Want to keep walking? Ok. When you get to the end of the next block, the corner of Caroline and Thames, you have two choices: continue on Thames; or turn right on Caroline. Neither choice seems particularly appealing at first glance, what with all the parking lots, apartment buildings, and cranes and construction sites, as something new is always going up around this area. If you choose to continue on Thames, note that the name of the street changes to Philpot on maps. However, the Harry and Jeanette Weinberg Education Pavilion, a rather interestingly shaped brick building standing alone on the left just beyond the sea of parking lots, lists its address as the slightly more glamorous 1417 Thames Street.

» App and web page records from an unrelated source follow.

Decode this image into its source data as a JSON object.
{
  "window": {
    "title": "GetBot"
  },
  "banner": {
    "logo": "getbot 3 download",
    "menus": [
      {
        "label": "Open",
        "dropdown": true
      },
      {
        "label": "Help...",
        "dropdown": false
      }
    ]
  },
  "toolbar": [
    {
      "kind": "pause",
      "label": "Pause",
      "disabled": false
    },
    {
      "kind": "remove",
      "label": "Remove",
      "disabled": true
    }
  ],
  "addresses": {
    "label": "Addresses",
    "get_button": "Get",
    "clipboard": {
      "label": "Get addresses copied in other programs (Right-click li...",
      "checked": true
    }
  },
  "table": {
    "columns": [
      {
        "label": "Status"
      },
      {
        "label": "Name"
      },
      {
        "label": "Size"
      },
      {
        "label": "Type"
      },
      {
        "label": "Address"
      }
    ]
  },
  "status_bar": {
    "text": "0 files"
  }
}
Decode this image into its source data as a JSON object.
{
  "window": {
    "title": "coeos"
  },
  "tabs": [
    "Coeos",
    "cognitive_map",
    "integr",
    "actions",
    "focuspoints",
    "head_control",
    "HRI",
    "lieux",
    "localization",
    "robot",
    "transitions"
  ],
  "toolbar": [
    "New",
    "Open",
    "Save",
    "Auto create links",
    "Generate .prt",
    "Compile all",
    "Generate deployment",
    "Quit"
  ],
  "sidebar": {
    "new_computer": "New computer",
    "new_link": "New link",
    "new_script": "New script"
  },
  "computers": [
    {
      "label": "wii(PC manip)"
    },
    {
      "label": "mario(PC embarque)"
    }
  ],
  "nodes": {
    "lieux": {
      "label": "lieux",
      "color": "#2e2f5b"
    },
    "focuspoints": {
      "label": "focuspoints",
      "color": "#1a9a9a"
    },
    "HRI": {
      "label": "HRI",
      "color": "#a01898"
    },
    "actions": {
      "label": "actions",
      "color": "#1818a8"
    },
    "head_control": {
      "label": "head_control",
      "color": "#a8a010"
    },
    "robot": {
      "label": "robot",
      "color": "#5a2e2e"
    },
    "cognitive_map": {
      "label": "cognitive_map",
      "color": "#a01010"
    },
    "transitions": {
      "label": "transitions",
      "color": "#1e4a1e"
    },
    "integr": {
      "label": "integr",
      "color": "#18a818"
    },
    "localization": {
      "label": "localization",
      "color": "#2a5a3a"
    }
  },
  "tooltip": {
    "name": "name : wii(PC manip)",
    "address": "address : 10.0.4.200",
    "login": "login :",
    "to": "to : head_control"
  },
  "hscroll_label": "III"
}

Harry Weinberg, like my grandmother, came from Eastern Europe in the early 20th Century and settled in Baltimore. Unlike my grandmother, Mr Weinberg made a lot of money in his lifetime. He left nearly a billion dollars to the foundation he and his wife founded in 1959, which donates to organizations benefiting the elderly, veterans, and people with disabilities, among others. Before his death in 1990, Weinberg decreed that any building to which his foundation gave more than 250K would have his name on it, so there is no shortage of structures in the Baltimore area with Harry and Jeanette Weinberg emblazoned on the side.
Within the Weinberg Education Pavilion is Waterfront Kitchen. Want a harbor view with dinner? Then this is the place for you. Waterfront Kitchen “celebrates nature’s bounty on the plate,” by partnering with local farms and with the BUGS Greenhouse down the street. The current chef at Waterfront Kitchen is the super-creative Cyrus Keefer, a man responsible for several of my favorite dishes at various restaurants in the Baltimore area. More on Waterfront Kitchen and Chef Keefer will be coming up in a future post.
But wait…maybe you didn’t want to continue up Thames Street and preferred to take your chances on Caroline. Unfortunately, you’ll have to wait until next week to find out what happens then.
Minxeats Baltimore food blogger and Co-author of the new book, Maryland’s Chesapeake: How the Bay and its Bounty Shaped a Cuisine, plus Food Lovers’ Guide to Baltimore, and Baltimore Chef’s Table.
Editors Note: One thing we like to do when launching in a city is to partner with local writers. This is a key part to the City Walker experience, we don’t only want our app (iOS and Android) to have a local prospective, we want our blog to have it too! This gives the authentic personal prospective that no one other than a local can offer. We are honored to have MINXEATS be a guest writer for City Walker in Baltimore.